Suppose the sacred declaration of Jehovah to be depicted in the sky with beautiful stars artistically arranged in plain English. In common fairness to others, it would be written likewise in other languages. Even this would not please the unbelievers of this advertising age, no matter what the design of the sky-signs might be. If, as we believe, we are the sons of God, it is God's duty ‹ be it reverently said ‹ to speak to us. If we are His children, He ought to be at our beck and call in all seasons. To all, His declaration about Himself must, Godlike, be simple, that none may plead ignorance; He must speak to all and not to a favoured few; His communication must be constant and intermittent, lest in the intervals some soul might perish. By what language can all this be done ? Not, assuredly, by any human tongue or human pen. No inspiration of any prophet, nor of all the prophets combined, can be sufficiently simple, universal, and continuous. No human revelation by the Deity Himself could answer. There is but one voice sufficient, and that voice is the voice of Nature ‹ the voice of God. It is constantly spoken in and to each individual man by the vibratory signals used everywhere and understood by everybody. By the individual whispers received by each man from Nature, and not from the talk or writings of fellow-men, each individual man knows the truth.
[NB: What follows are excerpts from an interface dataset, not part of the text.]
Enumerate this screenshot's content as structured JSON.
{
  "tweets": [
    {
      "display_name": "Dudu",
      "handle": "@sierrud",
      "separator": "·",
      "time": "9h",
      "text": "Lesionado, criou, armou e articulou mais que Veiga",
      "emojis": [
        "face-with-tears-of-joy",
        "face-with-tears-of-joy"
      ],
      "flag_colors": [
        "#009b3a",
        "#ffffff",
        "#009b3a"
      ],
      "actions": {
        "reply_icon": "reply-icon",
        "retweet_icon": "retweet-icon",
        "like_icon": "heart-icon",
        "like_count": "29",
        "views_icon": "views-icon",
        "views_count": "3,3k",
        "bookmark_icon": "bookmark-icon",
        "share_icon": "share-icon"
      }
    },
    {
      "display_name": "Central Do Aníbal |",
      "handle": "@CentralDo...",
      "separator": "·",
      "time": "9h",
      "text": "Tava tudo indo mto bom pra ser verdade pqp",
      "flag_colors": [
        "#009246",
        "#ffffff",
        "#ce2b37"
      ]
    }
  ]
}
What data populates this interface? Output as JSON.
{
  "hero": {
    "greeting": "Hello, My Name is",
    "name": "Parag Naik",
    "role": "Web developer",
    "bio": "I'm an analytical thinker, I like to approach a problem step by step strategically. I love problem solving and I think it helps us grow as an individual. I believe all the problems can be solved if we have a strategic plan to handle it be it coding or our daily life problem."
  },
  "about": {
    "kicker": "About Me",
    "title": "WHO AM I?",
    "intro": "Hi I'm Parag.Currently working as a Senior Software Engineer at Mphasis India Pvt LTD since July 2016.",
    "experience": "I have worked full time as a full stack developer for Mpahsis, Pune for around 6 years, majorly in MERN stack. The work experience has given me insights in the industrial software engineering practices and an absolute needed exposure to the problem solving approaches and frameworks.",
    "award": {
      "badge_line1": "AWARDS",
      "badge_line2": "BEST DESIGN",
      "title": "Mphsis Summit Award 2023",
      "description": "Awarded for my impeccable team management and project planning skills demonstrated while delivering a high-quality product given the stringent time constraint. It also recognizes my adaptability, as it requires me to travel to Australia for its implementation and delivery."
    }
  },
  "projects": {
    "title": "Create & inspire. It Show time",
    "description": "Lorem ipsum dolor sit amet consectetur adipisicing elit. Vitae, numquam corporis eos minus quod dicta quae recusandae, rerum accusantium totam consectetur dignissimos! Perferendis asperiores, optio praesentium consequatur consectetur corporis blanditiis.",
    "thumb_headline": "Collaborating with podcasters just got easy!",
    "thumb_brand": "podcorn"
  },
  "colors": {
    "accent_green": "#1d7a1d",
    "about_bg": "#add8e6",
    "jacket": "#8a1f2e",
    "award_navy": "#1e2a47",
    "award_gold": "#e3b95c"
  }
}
The proof of the spoken word is in and around every man, stronger than the logic of all languages. - To every one of ten thousand strangers I maintain there have been parents, and if you ask me to prove my simple assertion, I think I do well to content myself with saying, 'There must be,' and so, too, to the question, 'Is there a God who is our Father?' I say, 'There must be.'